5. Man of Steel (2013)…………………………10.00
6. Gladiator (2000)……………………………….10.00
7. Backdraft (1991)………………………………10.00
8. The Rock (1996)………………………………..10.00
9. The Lion King (1994)………………………..9.75
10. The Dark Knight Rises (2012)………9.75
ZIMMER’S GREATEST AVERAGE: 9.950
* Composed in conjunction with James Newton Howard

If Zimmer hadn’t been a chowderhead about Pirates 1, he’s only need one more 10 to join John Williams as the only person we’ve examined with a perfect 10.00 career best score, but opportunities are on the horizon.

Zimmer is currently composing the score to this fall’s Christopher Nolan film, Interstellar, without being allowed to see the movie or a script!  That’s like golfing with no arms!  If he can pull that off, that’s something he can brag about forever.  He’s also agreed to return to the world of DC Comics to score Batman vs. Superman (the thought of the Dark Knight march colliding with the Man of Steel theme….sorry I spaced out for ten minutes).  Zimmer’s star continues to rise and he continues to get better, challenging himself to bring something to these huge scores that he’s never done; that maybe no one has ever done.  There’s no question he’s one of the most influential composers in movie music history and it’s only a matter of time before he gets his two final 10’s and can join John Williams in the “Perfect Career Score” clubhouse (which I may have built in my backyard just in case……JUST IN CASE!!!).

Hans Zimmer

Movie Review: The Lone Ranger (2013)

The Lone Ranger
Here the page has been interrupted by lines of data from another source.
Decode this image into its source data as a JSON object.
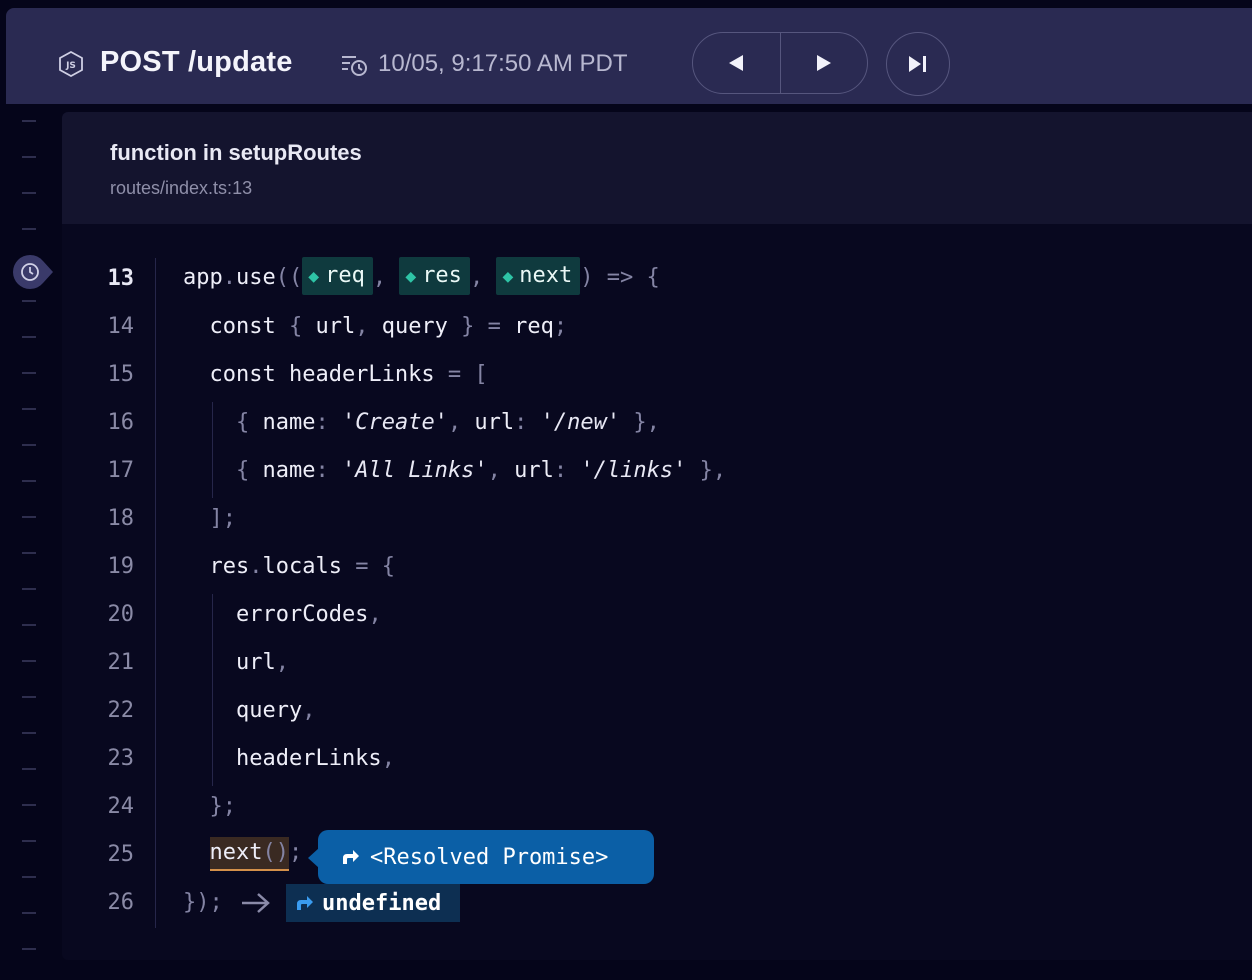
{
  "header": {
    "route": "POST /update",
    "timestamp": "10/05, 9:17:50 AM PDT",
    "runtime_icon": "nodejs-icon",
    "timestamp_icon": "history-clock-icon",
    "nav": {
      "prev_icon": "triangle-left-icon",
      "next_icon": "triangle-right-icon",
      "skip_icon": "skip-to-end-icon"
    }
  },
  "panel": {
    "function_title": "function in setupRoutes",
    "location": "routes/index.ts:13"
  },
  "code": {
    "active_line": 13,
    "lines": [
      {
        "n": "13"
      },
      {
        "n": "14"
      },
      {
        "n": "15"
      },
      {
        "n": "16"
      },
      {
        "n": "17"
      },
      {
        "n": "18"
      },
      {
        "n": "19"
      },
      {
        "n": "20"
      },
      {
        "n": "21"
      },
      {
        "n": "22"
      },
      {
        "n": "23"
      },
      {
        "n": "24"
      },
      {
        "n": "25"
      },
      {
        "n": "26"
      }
    ],
    "params": [
      "req",
      "res",
      "next"
    ],
    "strings": {
      "create": "'Create'",
      "new": "'/new'",
      "all_links": "'All Links'",
      "links": "'/links'"
    }
  },
  "annotations": {
    "next_call_value": "<Resolved Promise>",
    "return_value": "undefined"
  },
  "colors": {
    "accent_param": "#2ec4a6",
    "tooltip_bg": "#0b5fa6",
    "call_underline": "#d4904a"
  }
}
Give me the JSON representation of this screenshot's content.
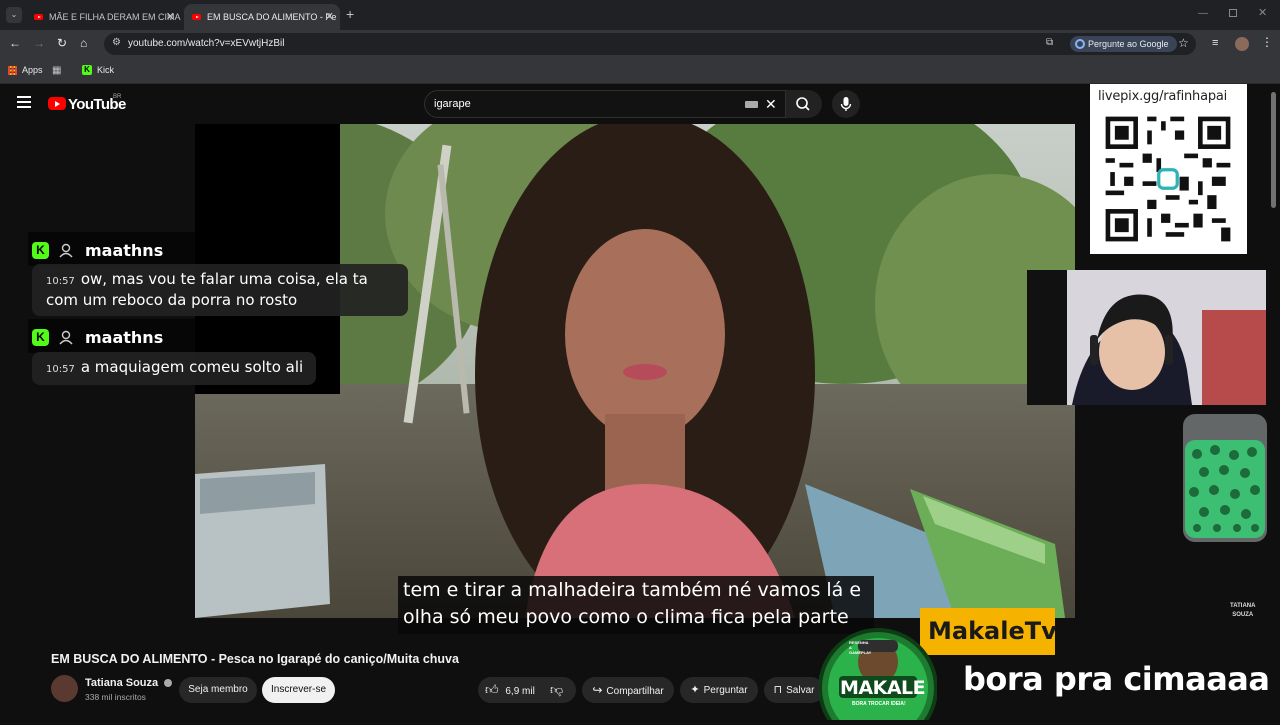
{
  "browser": {
    "tabs": [
      {
        "title": "MÃE E FILHA DERAM EM CIMA",
        "active": false
      },
      {
        "title": "EM BUSCA DO ALIMENTO - Pe",
        "active": true
      }
    ],
    "url": "youtube.com/watch?v=xEVwtjHzBil",
    "ask_google": "Pergunte ao Google",
    "bookmarks": {
      "apps": "Apps",
      "kick": "Kick"
    }
  },
  "youtube": {
    "logo_text": "YouTube",
    "region": "BR",
    "search_value": "igarape"
  },
  "overlay": {
    "qr_label": "livepix.gg/rafinhapai",
    "chat": [
      {
        "user": "maathns",
        "time": "10:57",
        "message": "ow, mas vou te falar uma coisa, ela ta com um reboco da porra no rosto"
      },
      {
        "user": "maathns",
        "time": "10:57",
        "message": "a maquiagem comeu solto ali"
      }
    ],
    "makale_tag": "MakaleTv",
    "bora": "bora pra cimaaaa",
    "badge_top": "RESENHA & GAMEPLAY",
    "badge_name": "MAKALE",
    "badge_bottom": "BORA TROCAR IDEIA!"
  },
  "video": {
    "subtitle_line1": "tem e tirar a malhadeira também né vamos lá e",
    "subtitle_line2": "olha só meu povo como o clima fica pela parte",
    "watermark_line1": "TATIANA",
    "watermark_line2": "SOUZA",
    "title": "EM BUSCA DO ALIMENTO - Pesca no Igarapé do caniço/Muita chuva",
    "channel_name": "Tatiana Souza",
    "subscribers": "338 mil inscritos",
    "join_label": "Seja membro",
    "subscribe_label": "Inscrever-se",
    "likes": "6,9 mil",
    "share_label": "Compartilhar",
    "ask_label": "Perguntar",
    "save_label": "Salvar"
  }
}
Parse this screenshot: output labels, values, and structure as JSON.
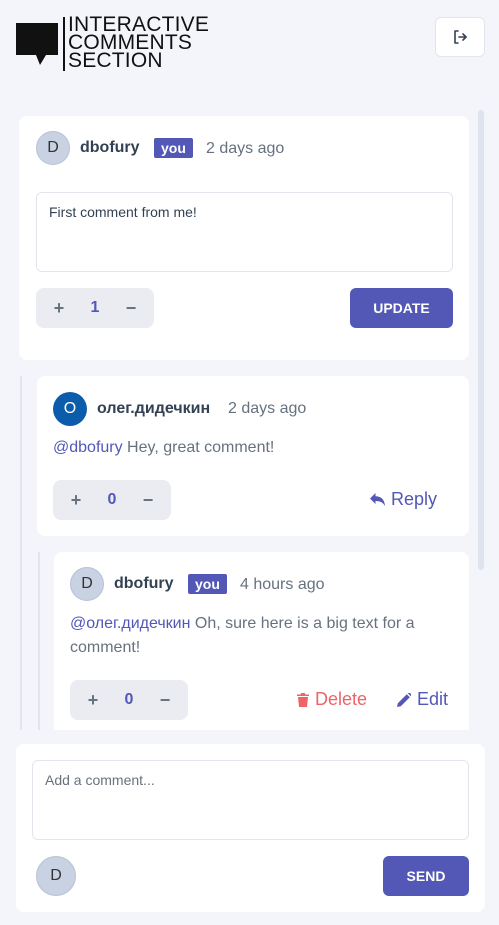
{
  "header": {
    "logo_lines": [
      "INTERACTIVE",
      "COMMENTS",
      "SECTION"
    ],
    "logo_icon": "speech-bubble-icon",
    "logout_icon": "logout-icon"
  },
  "comments": [
    {
      "initial": "D",
      "username": "dbofury",
      "you_badge": "you",
      "time": "2 days ago",
      "editing_text": "First comment from me!",
      "score": "1",
      "update_label": "UPDATE"
    },
    {
      "initial": "О",
      "username": "олег.дидечкин",
      "time": "2 days ago",
      "mention": "@dbofury",
      "text": " Hey, great comment!",
      "score": "0",
      "reply_label": "Reply"
    },
    {
      "initial": "D",
      "username": "dbofury",
      "you_badge": "you",
      "time": "4 hours ago",
      "mention": "@олег.дидечкин",
      "text": " Oh, sure here is a big text for a comment!",
      "score": "0",
      "delete_label": "Delete",
      "edit_label": "Edit"
    }
  ],
  "vote": {
    "plus": "+",
    "minus": "−"
  },
  "composer": {
    "placeholder": "Add a comment...",
    "initial": "D",
    "send_label": "SEND"
  },
  "colors": {
    "accent": "#5357b6",
    "danger": "#ed6368",
    "background": "#f4f5fa"
  }
}
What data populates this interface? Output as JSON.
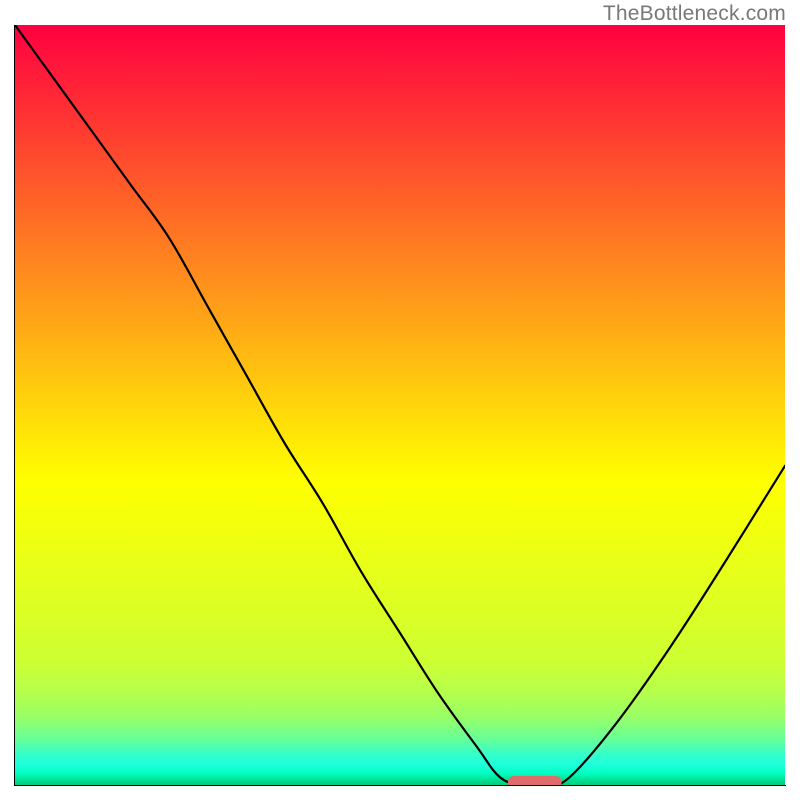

OK.  Let’s get this out-of-the-way.  The Lone Ranger is not the worst movie of 2013.  It had the good fortune to occur in the same calendar year as You’re Next.  Short of someone shooting a three-hour nature study of horse apples, You’re Next is secure in being the worst motion picture of 2013 (and quite possibly the decade).  However, if you would like to see an iconic American hero dragged through a pile of horse apples (unfortunately not a metaphor), then Gore Verbinski has delivered the definitive version of The Lone Ranger. Continue reading Movie Review: The Lone Ranger (2013)

Ten Finalists for the Visual F/X Oscar Announced

2009 Oscars: Who Should vs. Who Will Win

Five shall stand; five shall fall.  These are the finalists announced today by the Academy for the Visual F/X Oscar. Continue reading Ten Finalists for the Visual F/X Oscar Announced